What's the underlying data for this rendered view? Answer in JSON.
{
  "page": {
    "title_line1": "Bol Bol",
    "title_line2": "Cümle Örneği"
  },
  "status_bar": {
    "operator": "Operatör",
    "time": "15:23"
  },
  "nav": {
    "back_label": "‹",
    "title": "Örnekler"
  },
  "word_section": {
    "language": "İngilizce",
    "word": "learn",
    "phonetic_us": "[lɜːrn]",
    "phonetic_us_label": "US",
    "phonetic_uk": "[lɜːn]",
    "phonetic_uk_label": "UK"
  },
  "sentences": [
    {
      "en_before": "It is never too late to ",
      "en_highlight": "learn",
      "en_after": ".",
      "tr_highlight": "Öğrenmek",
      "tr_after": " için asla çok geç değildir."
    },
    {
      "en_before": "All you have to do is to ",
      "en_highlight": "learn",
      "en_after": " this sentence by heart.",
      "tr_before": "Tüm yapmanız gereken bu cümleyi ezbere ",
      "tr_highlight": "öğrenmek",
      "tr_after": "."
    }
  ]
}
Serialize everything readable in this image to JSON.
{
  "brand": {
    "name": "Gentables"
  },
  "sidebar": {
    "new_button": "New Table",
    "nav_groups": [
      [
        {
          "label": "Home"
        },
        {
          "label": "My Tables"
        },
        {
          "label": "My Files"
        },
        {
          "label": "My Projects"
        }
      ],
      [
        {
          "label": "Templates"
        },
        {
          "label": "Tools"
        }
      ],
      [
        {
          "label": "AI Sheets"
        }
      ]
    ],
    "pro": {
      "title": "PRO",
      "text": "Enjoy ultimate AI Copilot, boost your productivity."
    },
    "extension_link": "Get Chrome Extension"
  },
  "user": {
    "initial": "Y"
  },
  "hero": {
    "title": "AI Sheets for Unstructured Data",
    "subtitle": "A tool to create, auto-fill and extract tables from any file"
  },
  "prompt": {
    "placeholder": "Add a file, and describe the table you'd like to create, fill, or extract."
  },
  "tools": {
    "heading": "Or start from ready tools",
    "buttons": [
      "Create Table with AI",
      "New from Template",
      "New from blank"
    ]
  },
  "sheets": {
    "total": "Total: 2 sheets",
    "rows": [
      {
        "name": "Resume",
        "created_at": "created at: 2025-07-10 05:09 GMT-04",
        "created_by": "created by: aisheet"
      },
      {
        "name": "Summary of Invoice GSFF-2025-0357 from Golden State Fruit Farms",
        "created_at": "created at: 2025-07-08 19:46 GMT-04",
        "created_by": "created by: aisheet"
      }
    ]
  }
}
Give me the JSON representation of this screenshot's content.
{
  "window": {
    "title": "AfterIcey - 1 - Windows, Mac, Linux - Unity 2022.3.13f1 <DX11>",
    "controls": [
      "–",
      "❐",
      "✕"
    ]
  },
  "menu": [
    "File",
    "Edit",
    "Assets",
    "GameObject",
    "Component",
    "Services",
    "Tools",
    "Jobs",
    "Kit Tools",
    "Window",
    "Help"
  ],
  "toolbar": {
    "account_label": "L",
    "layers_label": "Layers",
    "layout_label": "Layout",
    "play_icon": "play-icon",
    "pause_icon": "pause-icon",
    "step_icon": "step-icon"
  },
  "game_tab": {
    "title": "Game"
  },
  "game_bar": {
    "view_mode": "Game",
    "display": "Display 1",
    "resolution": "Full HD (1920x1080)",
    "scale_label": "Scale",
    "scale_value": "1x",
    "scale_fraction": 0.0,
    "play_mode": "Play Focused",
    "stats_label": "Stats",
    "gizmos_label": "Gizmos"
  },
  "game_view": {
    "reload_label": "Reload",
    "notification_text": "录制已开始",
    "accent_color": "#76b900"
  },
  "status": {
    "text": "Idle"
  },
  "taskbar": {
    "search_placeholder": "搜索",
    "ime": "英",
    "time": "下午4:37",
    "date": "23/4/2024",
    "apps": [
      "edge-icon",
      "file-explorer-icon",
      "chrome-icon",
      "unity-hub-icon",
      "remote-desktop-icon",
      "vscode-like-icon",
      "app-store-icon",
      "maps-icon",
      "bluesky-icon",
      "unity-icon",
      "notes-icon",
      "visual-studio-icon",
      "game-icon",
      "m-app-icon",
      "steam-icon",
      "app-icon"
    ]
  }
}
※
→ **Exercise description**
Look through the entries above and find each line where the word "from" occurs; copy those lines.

→ **Response area**
    "subtitle": "A tool to create, auto-fill and extract tables from any file"
    "heading": "Or start from ready tools",
      "New from Template",
      "New from blank"
        "name": "Summary of Invoice GSFF-2025-0357 from Golden State Fruit Farms",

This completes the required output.